U.S. State Department representative Ned Rate addresses a question throughout a news instruction at the department in Washington, February 9, 2021.
WASHINGTON– The Biden administration pledged on Wednesday that there will be effects for those behind the lethal rocket attack earlier this week in northern Iraq.
” It is fair to state that there will be repercussions for any group responsible for this attack,” State Department representative Ned Price told press reporters during an instruction.
The attack in the city of Irbil in the Kurdistan region killed one civilian contractor and injured 9 others, consisting of a U.S. service member, according to U.S. Army Col. Wayne Marotto, representative for the coalition combating ISIS.
At least three rockets hit near the civilian Irbil International Airport late Monday night, Kurdish security sources informed NBC News. A nearby base houses U.S. troops.
Rate’s remarks Wednesday represents a small escalation in the Biden addministration’s position on the strike. On the heels of the attack, White House press secretary Jen Psaki stated the administration was performing an examination with its allies in the area.
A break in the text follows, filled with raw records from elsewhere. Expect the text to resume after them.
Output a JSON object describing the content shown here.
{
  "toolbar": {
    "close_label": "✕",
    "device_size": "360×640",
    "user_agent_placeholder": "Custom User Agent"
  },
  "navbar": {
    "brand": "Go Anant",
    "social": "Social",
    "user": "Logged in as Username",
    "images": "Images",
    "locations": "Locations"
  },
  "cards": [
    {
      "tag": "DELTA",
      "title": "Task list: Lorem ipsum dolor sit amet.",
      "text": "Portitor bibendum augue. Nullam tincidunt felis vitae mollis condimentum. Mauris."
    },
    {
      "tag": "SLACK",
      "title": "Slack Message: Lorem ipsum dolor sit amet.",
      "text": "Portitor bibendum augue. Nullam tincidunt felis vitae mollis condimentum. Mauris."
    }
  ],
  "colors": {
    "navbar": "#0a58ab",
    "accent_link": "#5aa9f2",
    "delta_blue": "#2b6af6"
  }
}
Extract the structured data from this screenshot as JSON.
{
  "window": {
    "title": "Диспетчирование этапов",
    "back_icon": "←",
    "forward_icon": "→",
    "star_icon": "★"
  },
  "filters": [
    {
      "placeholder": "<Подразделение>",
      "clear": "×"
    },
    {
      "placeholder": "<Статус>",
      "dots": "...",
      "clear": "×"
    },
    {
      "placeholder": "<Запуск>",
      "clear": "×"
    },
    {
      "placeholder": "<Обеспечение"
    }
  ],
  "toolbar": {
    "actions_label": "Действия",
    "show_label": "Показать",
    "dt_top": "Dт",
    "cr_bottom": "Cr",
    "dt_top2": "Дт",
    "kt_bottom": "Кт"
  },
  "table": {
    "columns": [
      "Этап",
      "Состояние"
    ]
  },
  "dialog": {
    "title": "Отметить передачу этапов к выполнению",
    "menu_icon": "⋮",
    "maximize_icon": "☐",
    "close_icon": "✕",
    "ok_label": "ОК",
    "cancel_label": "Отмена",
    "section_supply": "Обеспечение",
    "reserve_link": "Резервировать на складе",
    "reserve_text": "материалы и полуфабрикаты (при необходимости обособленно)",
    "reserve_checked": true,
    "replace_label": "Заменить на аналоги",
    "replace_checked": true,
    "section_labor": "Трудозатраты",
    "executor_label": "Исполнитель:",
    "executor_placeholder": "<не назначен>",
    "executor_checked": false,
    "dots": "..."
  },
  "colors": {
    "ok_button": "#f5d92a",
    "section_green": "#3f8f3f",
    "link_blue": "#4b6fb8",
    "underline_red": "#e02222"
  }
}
When pressed on a possible U.S. reaction, Psaki said that the United States “reserves the right to react in a timely manner of our picking.”
“But we’ll await the attribution to be concluded first before we take any extra steps. I will communicate to you that diplomacy is a priority with this administration,” she said, without giving more details.
The rocket attack in Iraq comes as NATO, the world’s most powerful military alliance, satisfies to go over coalition-led objectives in Iraq and Afghanistan.
“I anticipate ministers will accept launch an expanded mission, with more allied workers training and encouraging in more security institutions across the nation,” NATO Secretary-General Jens Stoltenberg stated Wednesday.
“The mission will expand slowly in response to the scenario,” Stoltenberg said, adding that the NATO members had received demands from the Iraqi federal government.
The Pentagon is “enthusiastic about and invites NATO’s increased focus on Iraq,” a senior Defense official informed press reporters ahead of the NATO meeting. The official, who spoke on the condition of anonymity, would not divulge whether the U.S. armed force would contribute more troops to the battle in Iraq.
The United States has 2,500 soldiers in Iraq and another 2,500 service members in Afghanistan.